[LISTED RECORDS]:
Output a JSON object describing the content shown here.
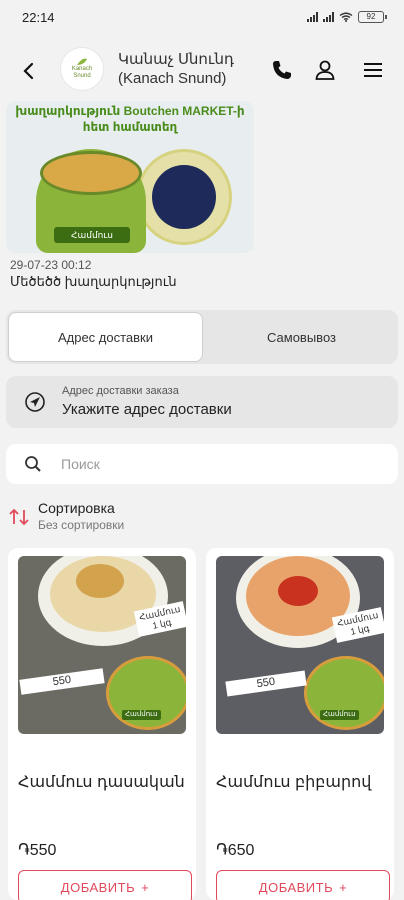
{
  "status": {
    "time": "22:14",
    "battery": "92"
  },
  "header": {
    "shop_name_line1": "Կանաչ Սնունդ",
    "shop_name_line2": "(Kanach Snund)",
    "logo_line1": "Kanach",
    "logo_line2": "Snund"
  },
  "post": {
    "banner_line1": "խաղարկություն Boutchen MARKET-ի",
    "banner_line2": "հետ համատեղ",
    "pack_label": "Համմուս",
    "date": "29-07-23 00:12",
    "title": "Մեծեծծ խաղարկություն"
  },
  "delivery_tabs": [
    {
      "label": "Адрес доставки",
      "active": true
    },
    {
      "label": "Самовывоз",
      "active": false
    }
  ],
  "address": {
    "label": "Адрес доставки заказа",
    "value": "Укажите адрес доставки"
  },
  "search": {
    "placeholder": "Поиск"
  },
  "sort": {
    "title": "Сортировка",
    "value": "Без сортировки"
  },
  "products": [
    {
      "name": "Համմուս դասական",
      "price": "֏550",
      "tag_price": "550",
      "add_label": "ДОБАВИТЬ"
    },
    {
      "name": "Համմուս բիբարով",
      "price": "֏650",
      "tag_price": "550",
      "add_label": "ДОБАВИТЬ"
    }
  ],
  "colors": {
    "accent": "#e04a5c",
    "brand_green": "#4a8c1c"
  }
}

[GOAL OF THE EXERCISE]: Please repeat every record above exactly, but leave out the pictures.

[RESPONSE TO THE TASK]:
Output a JSON object describing the content shown here.
{
  "status": {
    "time": "22:14",
    "battery": "92"
  },
  "header": {
    "shop_name_line1": "Կանաչ Սնունդ",
    "shop_name_line2": "(Kanach Snund)",
    "logo_line1": "Kanach",
    "logo_line2": "Snund"
  },
  "post": {
    "banner_line1": "խաղարկություն Boutchen MARKET-ի",
    "banner_line2": "հետ համատեղ",
    "pack_label": "Համմուս",
    "date": "29-07-23 00:12",
    "title": "Մեծեծծ խաղարկություն"
  },
  "delivery_tabs": [
    {
      "label": "Адрес доставки",
      "active": true
    },
    {
      "label": "Самовывоз",
      "active": false
    }
  ],
  "address": {
    "label": "Адрес доставки заказа",
    "value": "Укажите адрес доставки"
  },
  "search": {
    "placeholder": "Поиск"
  },
  "sort": {
    "title": "Сортировка",
    "value": "Без сортировки"
  },
  "products": [
    {
      "name": "Համմուս դասական",
      "price": "֏550",
      "tag_price": "550",
      "add_label": "ДОБАВИТЬ"
    },
    {
      "name": "Համմուս բիբարով",
      "price": "֏650",
      "tag_price": "550",
      "add_label": "ДОБАВИТЬ"
    }
  ],
  "colors": {
    "accent": "#e04a5c",
    "brand_green": "#4a8c1c"
  }
}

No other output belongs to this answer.